▸ Directions:
Repeat the following entries exactly, excluding pictures.

### Material provided ###

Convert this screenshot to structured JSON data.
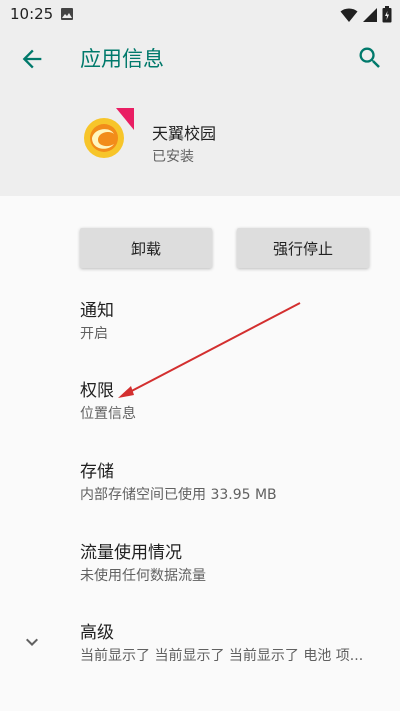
{
  "status_bar": {
    "time": "10:25",
    "icons": [
      "image-icon",
      "wifi-icon",
      "signal-icon",
      "battery-icon"
    ]
  },
  "app_bar": {
    "title": "应用信息",
    "back_icon": "back-arrow-icon",
    "search_icon": "search-icon",
    "accent_color": "#00796b"
  },
  "app": {
    "name": "天翼校园",
    "status": "已安装"
  },
  "buttons": {
    "uninstall": "卸载",
    "force_stop": "强行停止"
  },
  "settings": [
    {
      "title": "通知",
      "subtitle": "开启"
    },
    {
      "title": "权限",
      "subtitle": "位置信息"
    },
    {
      "title": "存储",
      "subtitle": "内部存储空间已使用 33.95 MB"
    },
    {
      "title": "流量使用情况",
      "subtitle": "未使用任何数据流量"
    },
    {
      "title": "高级",
      "subtitle": "当前显示了 当前显示了 当前显示了 电池 项..."
    }
  ],
  "annotation": {
    "color": "#d32f2f"
  }
}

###

▸ Written solution:
Convert this screenshot to structured JSON data.
{
  "status_bar": {
    "time": "10:25",
    "icons": [
      "image-icon",
      "wifi-icon",
      "signal-icon",
      "battery-icon"
    ]
  },
  "app_bar": {
    "title": "应用信息",
    "back_icon": "back-arrow-icon",
    "search_icon": "search-icon",
    "accent_color": "#00796b"
  },
  "app": {
    "name": "天翼校园",
    "status": "已安装"
  },
  "buttons": {
    "uninstall": "卸载",
    "force_stop": "强行停止"
  },
  "settings": [
    {
      "title": "通知",
      "subtitle": "开启"
    },
    {
      "title": "权限",
      "subtitle": "位置信息"
    },
    {
      "title": "存储",
      "subtitle": "内部存储空间已使用 33.95 MB"
    },
    {
      "title": "流量使用情况",
      "subtitle": "未使用任何数据流量"
    },
    {
      "title": "高级",
      "subtitle": "当前显示了 当前显示了 当前显示了 电池 项..."
    }
  ],
  "annotation": {
    "color": "#d32f2f"
  }
}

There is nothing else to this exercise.